    • Building Heights • Staff recommended heights are similar to other high intensity TODs in the region • Draft plan includes Draft Review Committee’s height recommendations as an alternative Tier Straw Man II Task Force’s Draft Draft Plan (Previous Staff Review Committee (New Staff Recommendation) Recommendation Recommendation) 1 200 to 360 ft 455 ft 225 to 400 ft 2 150 to 200 ft 360 ft 175 to 225 ft 3 100 to 150 ft 200 ft 125 to 175 ft 4 75 to 125 ft 150 ft 75 to 125 ft 5 25 to 75 ft 75 ft 50 to 75 ft 6 25 to 50 ft 50 ft 35 to 50 ft 38
    • Coordinated Development and Parcel Consolidation • The fragmented pattern of land ownership and piecemeal development approval process are barriers to the planned grid of streets and network of open spaces • Minimum acreages for consolidations or coordinated development plans are specified in the District Recommendations • Task Force’s Draft Review Committee recommends allowing redevelopment to occur on smaller land areas if certain conditions are met 39

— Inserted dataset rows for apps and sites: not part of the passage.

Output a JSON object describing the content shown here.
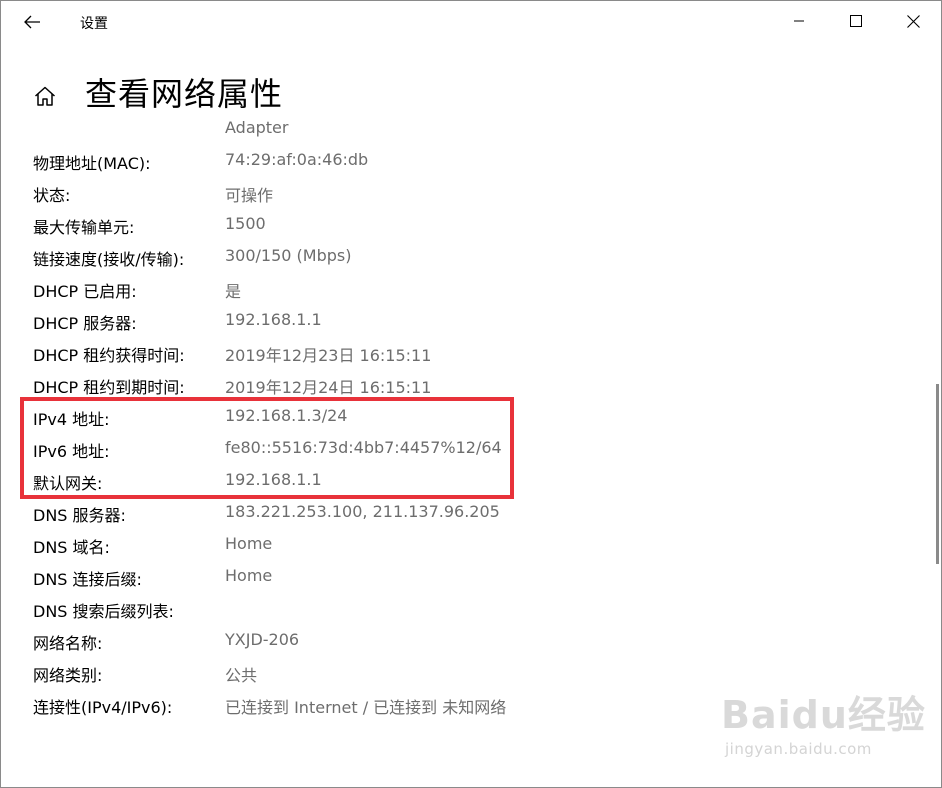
{
  "window": {
    "title": "设置"
  },
  "page": {
    "title": "查看网络属性"
  },
  "properties": [
    {
      "label": "",
      "value": "Adapter"
    },
    {
      "label": "物理地址(MAC):",
      "value": "74:29:af:0a:46:db"
    },
    {
      "label": "状态:",
      "value": "可操作"
    },
    {
      "label": "最大传输单元:",
      "value": "1500"
    },
    {
      "label": "链接速度(接收/传输):",
      "value": "300/150 (Mbps)"
    },
    {
      "label": "DHCP 已启用:",
      "value": "是"
    },
    {
      "label": "DHCP 服务器:",
      "value": "192.168.1.1"
    },
    {
      "label": "DHCP 租约获得时间:",
      "value": "2019年12月23日 16:15:11"
    },
    {
      "label": "DHCP 租约到期时间:",
      "value": "2019年12月24日 16:15:11"
    },
    {
      "label": "IPv4 地址:",
      "value": "192.168.1.3/24"
    },
    {
      "label": "IPv6 地址:",
      "value": "fe80::5516:73d:4bb7:4457%12/64"
    },
    {
      "label": "默认网关:",
      "value": "192.168.1.1"
    },
    {
      "label": "DNS 服务器:",
      "value": "183.221.253.100, 211.137.96.205"
    },
    {
      "label": "DNS 域名:",
      "value": "Home"
    },
    {
      "label": "DNS 连接后缀:",
      "value": "Home"
    },
    {
      "label": "DNS 搜索后缀列表:",
      "value": ""
    },
    {
      "label": "网络名称:",
      "value": "YXJD-206"
    },
    {
      "label": "网络类别:",
      "value": "公共"
    },
    {
      "label": "连接性(IPv4/IPv6):",
      "value": "已连接到 Internet / 已连接到 未知网络"
    }
  ],
  "highlight": {
    "color": "#e8323a"
  },
  "icons": {
    "back": "arrow-left-icon",
    "minimize": "minimize-icon",
    "maximize": "maximize-icon",
    "close": "close-icon",
    "home": "home-icon"
  },
  "watermark": {
    "logo": "Baidu经验",
    "url": "jingyan.baidu.com"
  }
}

    • Implementation Tysons Partnership • Collaboration among the County, land owners, businesses, and residents of Tysons • Mission is to facilitate the transformation of Tysons as envisioned in the Plan • A committee is now underway to define the Partnership’s responsibilities 40

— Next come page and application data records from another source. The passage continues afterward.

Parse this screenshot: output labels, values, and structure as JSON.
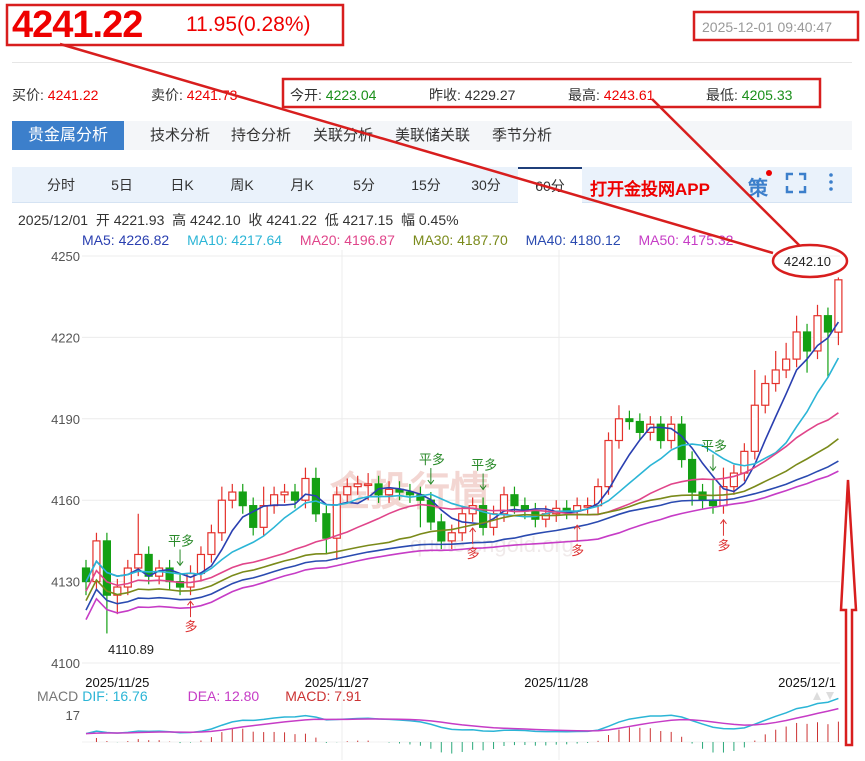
{
  "header": {
    "price": "4241.22",
    "change": "11.95(0.28%)",
    "timestamp": "2025-12-01 09:40:47"
  },
  "quote": {
    "bid_label": "买价:",
    "bid": "4241.22",
    "ask_label": "卖价:",
    "ask": "4241.73",
    "open_label": "今开:",
    "open": "4223.04",
    "prev_label": "昨收:",
    "prev": "4229.27",
    "high_label": "最高:",
    "high": "4243.61",
    "low_label": "最低:",
    "low": "4205.33"
  },
  "tabs": [
    "贵金属分析",
    "技术分析",
    "持仓分析",
    "关联分析",
    "美联储关联",
    "季节分析"
  ],
  "periods": [
    "分时",
    "5日",
    "日K",
    "周K",
    "月K",
    "5分",
    "15分",
    "30分",
    "60分"
  ],
  "active_period": "60分",
  "app_link": "打开金投网APP",
  "strategy_icon": "策",
  "bar_info": {
    "date": "2025/12/01",
    "open_label": "开",
    "open": "4221.93",
    "high_label": "高",
    "high": "4242.10",
    "close_label": "收",
    "close": "4241.22",
    "low_label": "低",
    "low": "4217.15",
    "amp_label": "幅",
    "amp": "0.45%"
  },
  "ma": [
    {
      "label": "MA5: 4226.82",
      "color": "#2a3fb0"
    },
    {
      "label": "MA10: 4217.64",
      "color": "#2bb5d6"
    },
    {
      "label": "MA20: 4196.87",
      "color": "#e0458a"
    },
    {
      "label": "MA30: 4187.70",
      "color": "#7a8a1a"
    },
    {
      "label": "MA40: 4180.12",
      "color": "#2a4ab0"
    },
    {
      "label": "MA50: 4175.32",
      "color": "#c63cc6"
    }
  ],
  "watermark": "金投行情",
  "watermark_url": "quote.cngold.org",
  "annotations": {
    "max": "4242.10",
    "min": "4110.89"
  },
  "signals": [
    {
      "i": 9,
      "type": "平多"
    },
    {
      "i": 10,
      "type": "多"
    },
    {
      "i": 33,
      "type": "平多"
    },
    {
      "i": 38,
      "type": "平多"
    },
    {
      "i": 37,
      "type": "多"
    },
    {
      "i": 47,
      "type": "多"
    },
    {
      "i": 60,
      "type": "平多"
    },
    {
      "i": 61,
      "type": "多"
    }
  ],
  "macd": {
    "label": "MACD",
    "dif": "DIF: 16.76",
    "dea": "DEA: 12.80",
    "macd": "MACD: 7.91",
    "axis": "17"
  },
  "chart_data": {
    "type": "candlestick",
    "ylim": [
      4100,
      4250
    ],
    "yticks": [
      "4250",
      "4220",
      "4190",
      "4160",
      "4130",
      "4100"
    ],
    "xlabels": [
      {
        "i": 3,
        "label": "2025/11/25"
      },
      {
        "i": 24,
        "label": "2025/11/27"
      },
      {
        "i": 45,
        "label": "2025/11/28"
      },
      {
        "i": 69,
        "label": "2025/12/1"
      }
    ],
    "ohlc": [
      [
        4135,
        4138,
        4125,
        4130
      ],
      [
        4130,
        4148,
        4127,
        4145
      ],
      [
        4145,
        4148,
        4110.89,
        4125
      ],
      [
        4125,
        4131,
        4118,
        4128
      ],
      [
        4128,
        4138,
        4125,
        4135
      ],
      [
        4135,
        4155,
        4132,
        4140
      ],
      [
        4140,
        4143,
        4129,
        4132
      ],
      [
        4132,
        4138,
        4129,
        4135
      ],
      [
        4135,
        4138,
        4127,
        4130
      ],
      [
        4130,
        4133,
        4125,
        4128
      ],
      [
        4128,
        4136,
        4125,
        4133
      ],
      [
        4133,
        4143,
        4130,
        4140
      ],
      [
        4140,
        4151,
        4137,
        4148
      ],
      [
        4148,
        4165,
        4145,
        4160
      ],
      [
        4160,
        4166,
        4157,
        4163
      ],
      [
        4163,
        4166,
        4155,
        4158
      ],
      [
        4158,
        4161,
        4147,
        4150
      ],
      [
        4150,
        4165,
        4147,
        4158
      ],
      [
        4158,
        4165,
        4155,
        4162
      ],
      [
        4162,
        4166,
        4159,
        4163
      ],
      [
        4163,
        4166,
        4157,
        4160
      ],
      [
        4160,
        4172,
        4157,
        4168
      ],
      [
        4168,
        4172,
        4152,
        4155
      ],
      [
        4155,
        4158,
        4140,
        4146
      ],
      [
        4146,
        4165,
        4138,
        4162
      ],
      [
        4162,
        4168,
        4159,
        4165
      ],
      [
        4165,
        4169,
        4162,
        4166
      ],
      [
        4166,
        4170,
        4160,
        4166
      ],
      [
        4166,
        4169,
        4159,
        4162
      ],
      [
        4162,
        4167,
        4159,
        4164
      ],
      [
        4164,
        4167,
        4160,
        4163
      ],
      [
        4163,
        4166,
        4159,
        4162
      ],
      [
        4162,
        4165,
        4150,
        4160
      ],
      [
        4160,
        4163,
        4149,
        4152
      ],
      [
        4152,
        4155,
        4142,
        4145
      ],
      [
        4145,
        4151,
        4142,
        4148
      ],
      [
        4148,
        4158,
        4145,
        4155
      ],
      [
        4155,
        4161,
        4152,
        4158
      ],
      [
        4158,
        4161,
        4147,
        4150
      ],
      [
        4150,
        4158,
        4147,
        4155
      ],
      [
        4155,
        4165,
        4152,
        4162
      ],
      [
        4162,
        4165,
        4155,
        4158
      ],
      [
        4158,
        4161,
        4153,
        4156
      ],
      [
        4156,
        4159,
        4150,
        4153
      ],
      [
        4153,
        4158,
        4150,
        4155
      ],
      [
        4155,
        4160,
        4152,
        4157
      ],
      [
        4157,
        4160,
        4153,
        4156
      ],
      [
        4156,
        4161,
        4153,
        4158
      ],
      [
        4158,
        4161,
        4155,
        4158
      ],
      [
        4158,
        4168,
        4155,
        4165
      ],
      [
        4165,
        4185,
        4162,
        4182
      ],
      [
        4182,
        4195,
        4179,
        4190
      ],
      [
        4190,
        4193,
        4186,
        4189
      ],
      [
        4189,
        4192,
        4182,
        4185
      ],
      [
        4185,
        4191,
        4182,
        4188
      ],
      [
        4188,
        4191,
        4179,
        4182
      ],
      [
        4182,
        4191,
        4179,
        4188
      ],
      [
        4188,
        4191,
        4172,
        4175
      ],
      [
        4175,
        4178,
        4158,
        4163
      ],
      [
        4163,
        4166,
        4157,
        4160
      ],
      [
        4160,
        4168,
        4155,
        4158
      ],
      [
        4158,
        4172,
        4155,
        4165
      ],
      [
        4165,
        4173,
        4162,
        4170
      ],
      [
        4170,
        4181,
        4167,
        4178
      ],
      [
        4178,
        4208,
        4175,
        4195
      ],
      [
        4195,
        4206,
        4192,
        4203
      ],
      [
        4203,
        4215,
        4200,
        4208
      ],
      [
        4208,
        4218,
        4205,
        4212
      ],
      [
        4212,
        4228,
        4209,
        4222
      ],
      [
        4222,
        4225,
        4207,
        4215
      ],
      [
        4215,
        4232,
        4212,
        4228
      ],
      [
        4228,
        4231,
        4205,
        4222
      ],
      [
        4221.93,
        4242.1,
        4217.15,
        4241.22
      ]
    ]
  }
}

    • Plan Amendment Schedule Jan. 20 Q & A on Draft Plan Jan. 27 Public comments on Draft Plan Feb. 11 Public comments on Draft Plan Feb. 24 Staff comments on citizen suggestions; PC Committee changes to Draft Plan Mar. 9 Revised Plan advertised for PC public hearing Mar. 11 PC workshop on advertised Plan Mar. 24 PC public hearing on Plan Amendment Apr. 21 PC mark-up of Plan Amendment May Board Public Hearing and Adoption 41
    • Public Comments on Draft • Jan. 27 and Feb. 11 PC Committee meetings will solicit comments on latest draft Plan – Speakers allowed five minutes – Sign up at www.fairfaxcounty.gov/planning or call 703-324-2865 • Comments can also be emailed to TysonsCornerSpecialStudy@fairfaxcounty.gov 42
    • Download the Draft Tysons Plan and Find More Information at www.fairfaxcounty.gov/tysons 43